Melbourne, the 1980s. Seventeen-year-old Joshua Cody, known as “J” (James Frecheville), watches his mother die of a heroin overdose. He is picked up by the grandmother he hasn't seen for several years, Janine, nicknamed “Smurf” (Jacki Weaver), who takes J home to live with her. There he meets his two uncles, drug dealer Darren (Luke Ford) and Andrew, known as “Pope” (Ben Mendelsohn), a violent criminal on the run from the police.
Writer-director David Michôd's debut feature treads familiar ground in the crime genre: the corruption – or possible corruption – of an innocent, and the dynamics of a distinctly dysfunctional family. However, its setting makes it fresh, with some incidents inspired by real-life Melbourne crimes, in particular the Walsh Street shootings of 1988 in which two policemen were gunned down after responding to a report of a stolen car.

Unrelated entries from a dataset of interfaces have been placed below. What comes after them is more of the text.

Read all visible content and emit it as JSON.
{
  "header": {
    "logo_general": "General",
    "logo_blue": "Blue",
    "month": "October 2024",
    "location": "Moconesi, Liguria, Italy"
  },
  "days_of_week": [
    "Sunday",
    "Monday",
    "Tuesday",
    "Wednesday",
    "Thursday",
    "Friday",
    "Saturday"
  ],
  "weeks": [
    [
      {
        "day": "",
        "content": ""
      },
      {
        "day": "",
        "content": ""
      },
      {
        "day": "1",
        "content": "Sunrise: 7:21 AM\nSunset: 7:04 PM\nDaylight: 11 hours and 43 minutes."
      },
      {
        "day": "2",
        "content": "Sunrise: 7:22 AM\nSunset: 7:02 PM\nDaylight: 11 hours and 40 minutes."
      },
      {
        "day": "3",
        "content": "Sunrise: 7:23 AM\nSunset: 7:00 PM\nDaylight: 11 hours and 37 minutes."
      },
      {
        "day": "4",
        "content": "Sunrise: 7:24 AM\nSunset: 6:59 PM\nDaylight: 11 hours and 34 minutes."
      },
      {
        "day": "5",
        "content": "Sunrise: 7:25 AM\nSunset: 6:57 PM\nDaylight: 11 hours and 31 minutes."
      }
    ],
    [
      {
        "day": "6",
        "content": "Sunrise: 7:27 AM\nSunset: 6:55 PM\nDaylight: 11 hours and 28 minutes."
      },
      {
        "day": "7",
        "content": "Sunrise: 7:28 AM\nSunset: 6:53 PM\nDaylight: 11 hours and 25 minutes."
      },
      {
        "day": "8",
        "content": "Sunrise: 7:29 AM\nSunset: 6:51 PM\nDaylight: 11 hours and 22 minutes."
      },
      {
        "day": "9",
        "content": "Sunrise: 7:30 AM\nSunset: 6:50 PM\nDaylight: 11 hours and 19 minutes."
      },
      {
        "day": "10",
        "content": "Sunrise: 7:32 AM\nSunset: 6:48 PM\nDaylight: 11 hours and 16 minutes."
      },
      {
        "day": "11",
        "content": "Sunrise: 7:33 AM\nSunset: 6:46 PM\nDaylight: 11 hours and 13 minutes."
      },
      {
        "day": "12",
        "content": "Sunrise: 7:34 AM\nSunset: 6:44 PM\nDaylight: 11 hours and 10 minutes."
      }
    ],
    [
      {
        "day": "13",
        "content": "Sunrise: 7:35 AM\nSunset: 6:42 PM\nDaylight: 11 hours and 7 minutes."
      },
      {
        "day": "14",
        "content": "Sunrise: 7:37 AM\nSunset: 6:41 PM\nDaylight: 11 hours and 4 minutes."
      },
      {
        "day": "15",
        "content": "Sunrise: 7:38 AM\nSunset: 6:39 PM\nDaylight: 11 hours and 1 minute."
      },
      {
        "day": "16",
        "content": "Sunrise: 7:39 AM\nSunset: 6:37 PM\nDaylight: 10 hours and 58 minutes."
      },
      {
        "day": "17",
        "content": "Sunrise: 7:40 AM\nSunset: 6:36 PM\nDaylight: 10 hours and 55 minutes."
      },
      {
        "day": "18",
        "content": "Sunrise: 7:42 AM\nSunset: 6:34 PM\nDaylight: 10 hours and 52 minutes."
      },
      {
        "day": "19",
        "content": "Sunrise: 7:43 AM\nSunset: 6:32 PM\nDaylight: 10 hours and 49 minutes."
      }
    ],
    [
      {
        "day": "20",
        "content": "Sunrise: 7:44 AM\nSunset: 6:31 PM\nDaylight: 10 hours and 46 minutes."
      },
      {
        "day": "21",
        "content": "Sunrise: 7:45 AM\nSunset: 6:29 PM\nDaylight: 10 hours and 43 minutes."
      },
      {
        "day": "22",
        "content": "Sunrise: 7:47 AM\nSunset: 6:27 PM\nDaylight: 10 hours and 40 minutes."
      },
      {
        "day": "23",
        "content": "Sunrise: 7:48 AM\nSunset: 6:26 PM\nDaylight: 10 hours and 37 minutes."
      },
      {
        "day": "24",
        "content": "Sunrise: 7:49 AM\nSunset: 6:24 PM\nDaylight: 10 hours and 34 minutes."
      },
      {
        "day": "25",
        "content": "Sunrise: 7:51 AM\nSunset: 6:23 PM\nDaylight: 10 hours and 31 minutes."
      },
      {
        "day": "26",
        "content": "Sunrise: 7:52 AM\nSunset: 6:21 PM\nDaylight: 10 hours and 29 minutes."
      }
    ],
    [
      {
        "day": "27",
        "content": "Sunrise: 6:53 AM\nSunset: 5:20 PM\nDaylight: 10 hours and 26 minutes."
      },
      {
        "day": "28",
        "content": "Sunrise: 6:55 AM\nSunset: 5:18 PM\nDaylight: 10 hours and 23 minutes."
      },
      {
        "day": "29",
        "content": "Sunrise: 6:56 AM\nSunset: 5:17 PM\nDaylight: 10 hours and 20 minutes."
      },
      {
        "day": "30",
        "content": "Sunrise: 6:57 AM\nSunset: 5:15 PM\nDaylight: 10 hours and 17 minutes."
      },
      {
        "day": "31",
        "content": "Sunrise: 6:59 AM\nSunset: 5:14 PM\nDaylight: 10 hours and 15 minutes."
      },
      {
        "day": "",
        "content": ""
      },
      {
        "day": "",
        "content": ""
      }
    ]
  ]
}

We see the story from the viewpoint of young J as he sees this criminal family from the inside. His uncles attempt to seduce him into their lifestyle, teaching him to use a gun. Pope especially tries to model the boy after himself. At the heart of the family is Janine, a matriarch who may well be the most ruthless of the lot. There's a scene early on where she demands that Darren give her a kiss – which he does, full on the lips. Michôd holds the shot long enough for us to pick up the semi-incestuous overtones, but he wisely leaves it at that.
In a film with several strong performances, Weaver's stands out, and she was nominated for an Oscar for this role. She's been involved with the Australian cinema industry since its revival in the early 70s. She made her big-screen debut in Stork, for which she won the Australian Film Institute Award for Best Actress, which she followed with Supporting Actress wins for Caddie and the present film. Ben Mendelsohn might have played J in younger days, so it's shrewd casting for him to play the boy's would-be role model, and memorably sleazy he is too. James Frecheville is a little overpowered by the rest of the cast, which means that the film, as well made and constantly tight as it is, doesn't quite have the impact that it should.
Animal Kingdom won ten AFI Awards, including Best Film, Director, Original Screenplay, with acting wins for Mendelsohn, Weaver and Edgerton, and the music score by Antony Partos and Sam Petty.